XDM isn't the easiest interface to work with. There are complex buffer descriptors (with arrays of single buffer descriptors!), resizable structures, structs that are read-only/write-only, depending on whether you're an application or an algorithm/codec, and lots of ways to make mistakes, both on the app side and on the codec side. We try to catch usage errors and return meaningful errors when we can find them, but the cost of checking all possible error scenarios is too high, especially within a time-critical API, like decoding a video frame, so we can't do these checks all the time.
However, to help catch some of the common mistakes - from both applications and algorithms, we introduced a feature in late 2008 (with the CE 2.20 release) called "CE_CHECK". You can read many of the details about it at the CE_CHECK article on the TI wiki. In short, at the cost of some performance, it does some of these usage and semantics sanity checks within the Codec Engine VISA APIs.
Read-only structure Example
As an example, during a VISA process() API call, the application must provide an input struct - InArgs. This InArgs struct is read-only to the algorithm, and as a result, the algorithm must not modify it. When Codec Engine runs with the CE_CHECK environment variable set, it will internally make a backup copy of the InArgs struct before it calls the algorithm's process() call. When the alg returns from process(), CE will compare the backup copy of InArgs against the post-process() InArgs and check whether the alg modified that struct. If the contents are different, the alg violated the XDM spec(!), and CE will report that through it's trace output. If it's your alg, you should fix it, if it's a purchased alg/codec, you should file a bug (please!!!).
You don't want to enable this all the time, as it may impact performance, but it's easy enough to turn on during development, and can help catch some of the more subtle XDM spec violations, making your apps and/or algorithms more robust.
What subtle XDM issues have bitten you?

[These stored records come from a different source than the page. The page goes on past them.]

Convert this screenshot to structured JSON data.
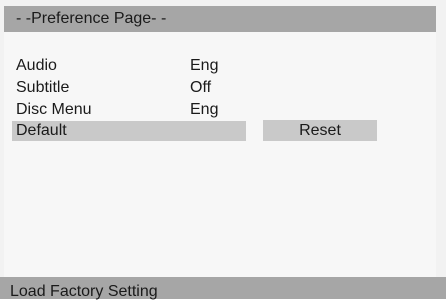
{
  "header": {
    "title": "- -Preference Page- -"
  },
  "menu": {
    "items": [
      {
        "label": "Audio",
        "value": "Eng"
      },
      {
        "label": "Subtitle",
        "value": "Off"
      },
      {
        "label": "Disc Menu",
        "value": "Eng"
      },
      {
        "label": "Default",
        "value": ""
      }
    ],
    "selected": "Default"
  },
  "submenu": {
    "reset_label": "Reset"
  },
  "status": {
    "text": "Load Factory Setting"
  },
  "colors": {
    "bar": "#a6a6a6",
    "highlight": "#c9c9c9",
    "background": "#f7f7f7"
  }
}
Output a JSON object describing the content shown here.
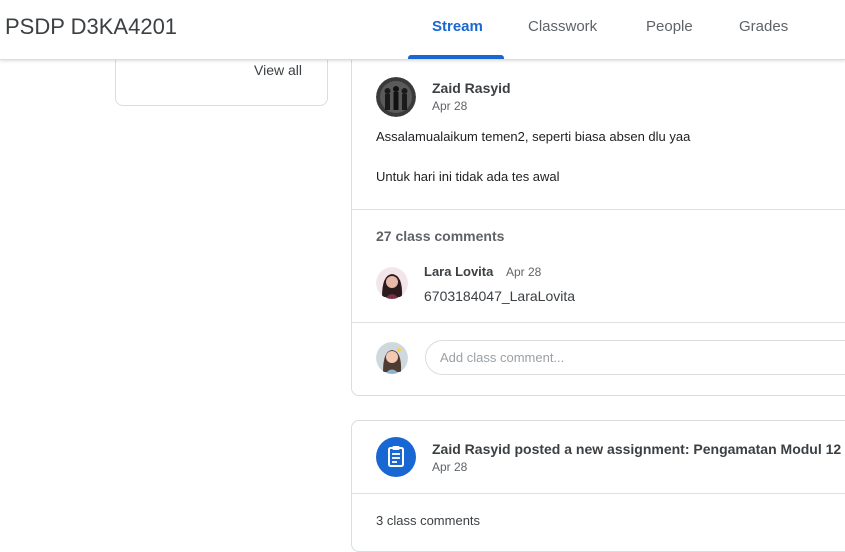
{
  "header": {
    "class_name": "PSDP D3KA4201",
    "tabs": [
      {
        "label": "Stream",
        "active": true
      },
      {
        "label": "Classwork",
        "active": false
      },
      {
        "label": "People",
        "active": false
      },
      {
        "label": "Grades",
        "active": false
      }
    ]
  },
  "sidebar": {
    "view_all_label": "View all"
  },
  "post": {
    "author": "Zaid Rasyid",
    "date": "Apr 28",
    "body": [
      "Assalamualaikum temen2, seperti biasa absen dlu yaa",
      "Untuk hari ini tidak ada tes awal"
    ],
    "comment_count_label": "27 class comments",
    "comment": {
      "author": "Lara Lovita",
      "date": "Apr 28",
      "text": "6703184047_LaraLovita"
    },
    "comment_input_placeholder": "Add class comment..."
  },
  "assignment": {
    "title": "Zaid Rasyid posted a new assignment: Pengamatan Modul 12",
    "date": "Apr 28",
    "comment_count_label": "3 class comments"
  },
  "colors": {
    "accent": "#1967d2",
    "border": "#dadce0"
  }
}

Leave 'em in the comment section below, and maybe you'll find we can detect and flag them in future CE_CHECK-enabled builds!